But proteins do more than just contract against force as part of our musculoskeletal system. Did you know that insulin and growth hormone are both proteins? So are enzymes (which catalyze reactions like fatty acid oxidation). Amino acids build much more than just muscle and play an important part in all of the body’s functions.
Most importantly, protein is muscle sparing. Whenever the body is catabolic (a.k.a. eating itself), protein helps spare muscle. This includes any time you’re on a diet/in a caloric deficit and during and after your workout. Under-consuming protein could have a detrimental effect on your overall muscle mass.
Habit #3: Be an expert at shopping for and preparing food.
It’s not coincidence that five of the seven habits are all about nutrition. Owning a Lamborghini is a gigantic waste of money if you keep trying to fuel it with frosting.
The fittest know that preparation is key. Do you know what the largest predictor of food choice is today? I haven’t seen any studies on it, but I’m pretty sure they would all say convenience.
The food with the path of least resistance is the food you’re most likely to choose. This means that even the greatest amount of dedication and tenacity cannot out-will the box of Oreos in the kitchen cabinet if you don’t have any vegetables in your fridge.

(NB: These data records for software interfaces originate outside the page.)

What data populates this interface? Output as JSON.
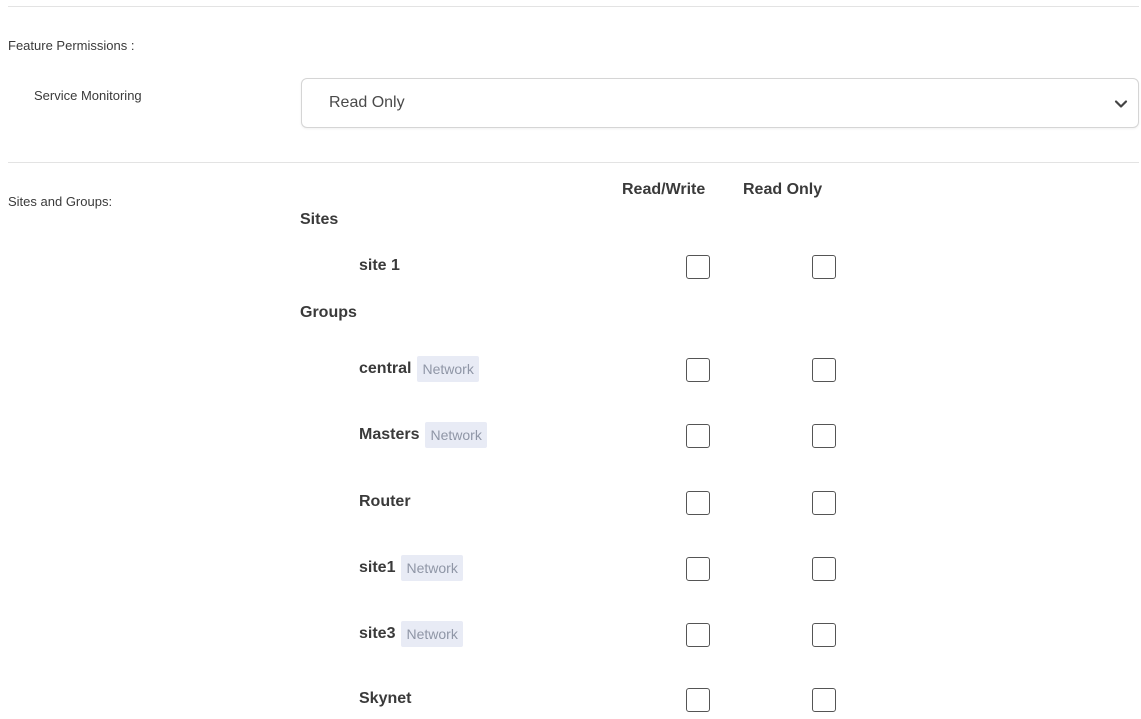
{
  "feature_permissions": {
    "label": "Feature Permissions :",
    "rows": [
      {
        "label": "Service Monitoring",
        "selected": "Read Only"
      }
    ]
  },
  "sites_and_groups": {
    "label": "Sites and Groups:",
    "columns": {
      "read_write": "Read/Write",
      "read_only": "Read Only"
    },
    "sites_heading": "Sites",
    "groups_heading": "Groups",
    "sites": [
      {
        "name": "site 1",
        "badge": "",
        "read_write": false,
        "read_only": false
      }
    ],
    "groups": [
      {
        "name": "central",
        "badge": "Network",
        "read_write": false,
        "read_only": false
      },
      {
        "name": "Masters",
        "badge": "Network",
        "read_write": false,
        "read_only": false
      },
      {
        "name": "Router",
        "badge": "",
        "read_write": false,
        "read_only": false
      },
      {
        "name": "site1",
        "badge": "Network",
        "read_write": false,
        "read_only": false
      },
      {
        "name": "site3",
        "badge": "Network",
        "read_write": false,
        "read_only": false
      },
      {
        "name": "Skynet",
        "badge": "",
        "read_write": false,
        "read_only": false
      }
    ]
  },
  "icons": {
    "select_chevron": "chevron-down-icon"
  },
  "colors": {
    "badge_bg": "#e8ebf5",
    "badge_text": "#8f96a6",
    "divider": "#e3e3e3",
    "checkbox_border": "#555555"
  }
}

This doesn’t mean that you need to spend every Sunday doing #mealprep and showcasing your 10 lbs of chicken on Facebook. No one cares. But you should know how to shop, how to cook, and when your next meal is going to be.

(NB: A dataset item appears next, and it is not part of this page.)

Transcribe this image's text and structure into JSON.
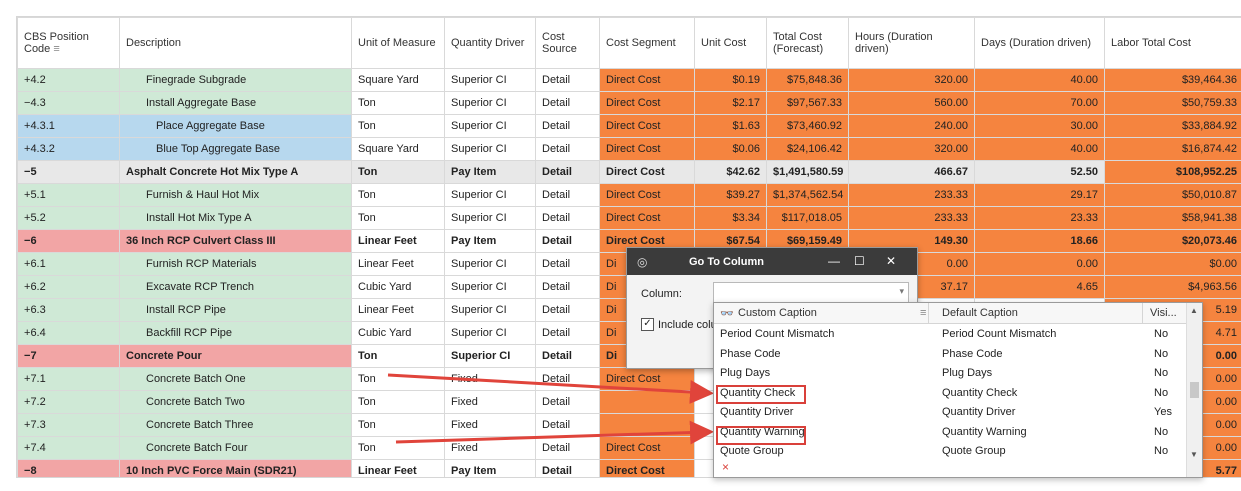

Just remember, the path of least resistance is the one you’re going to take. Keep your fridge and freezer stocked with vegetables, fruits, and proteins and know how to cook them. If you’re going to be at work for 6-10 hours or longer, make sure to plan.

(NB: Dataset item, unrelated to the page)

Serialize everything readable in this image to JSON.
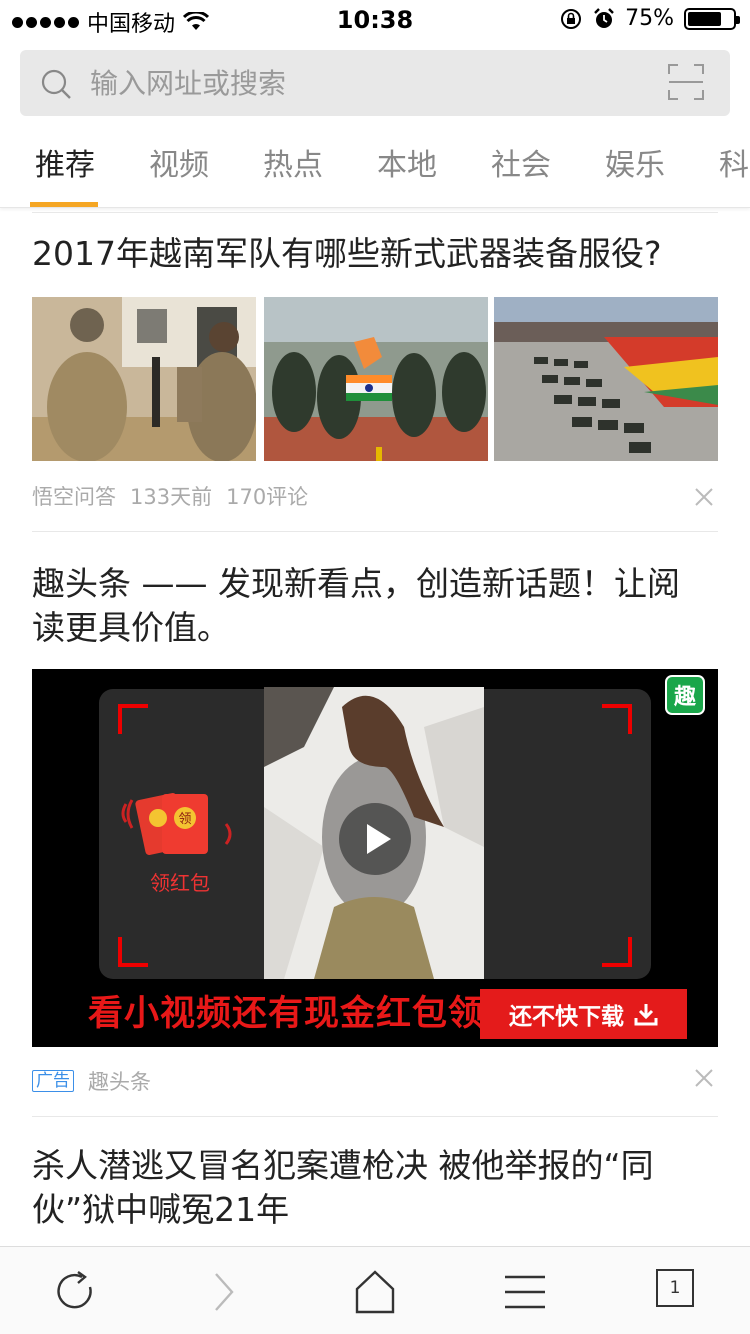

You don’t need six little containers of chicken, rice, and broccoli, but it wouldn’t hurt to have one.
Habit #4: Track your caloric intake.
One of my favorite questions for clients is this: iball or iPhone?
Simply put, would you rather track your food with your eyes or with your iPhone? For some, eyeballing their food seems to work. The magical food wizard in their brain looks at food and says, “Yup, this looks about right.” And that’s that.
In reality, these are generally Type B personalities and would fit into the Precision Nutrition model of food intake tracking.
On the other hand, we have iPhone people. These are Type A personalities that would rather see the exact calorie count for every item of food they take in. They prefer to use MyFitnessPal or some other tracking app and probably re-park their car eleven times before deciding that it’s exactly in the middle of the spot.
Regardless of your preferred method, it’s important to understand how much food you’re consuming on a daily basis.
Lean people tend to eat similar if not exact same things every day and can easily modify their overall weight and body composition with small modifications.
The fact of the matter is this: energy expenditure throughout the day is really hard to track. But food isn’t. So track it. It doesn’t matter how. Just do it.
Conclusion (for now)
So there you have it, The First 4 of 7 Habits of
Highly Effective Lean People. Part II will cover the next three and hopefully give you some more valuable insight into what it takes to get lean and stay lean.
Just like The 7 Habits of Highly Effective People, this list should serve as a check to ensure that you’re balanced. If you read through any of these four habits and said to yourself, “Damn, I don’t even recognize this word, V-E-G-E-T-A-B-L-E-S, what does this mean” fear not.
This list isn’t meant to be all-encompassing. It isn’t meant to be the end all of fitness, being lean, or athletic performance. Simply put, this list is a compilation of the habits that I see most frequently in everyone from athletes to casual gym-goers.
- Drink water all day
- Eat protein at almost very meal
- Keep your kitchen and fridge well-stocked and be prepared for extended time away from them
- Track your food
That’s it for now. Part II will have the next three habits and some more super-tweetable quotes.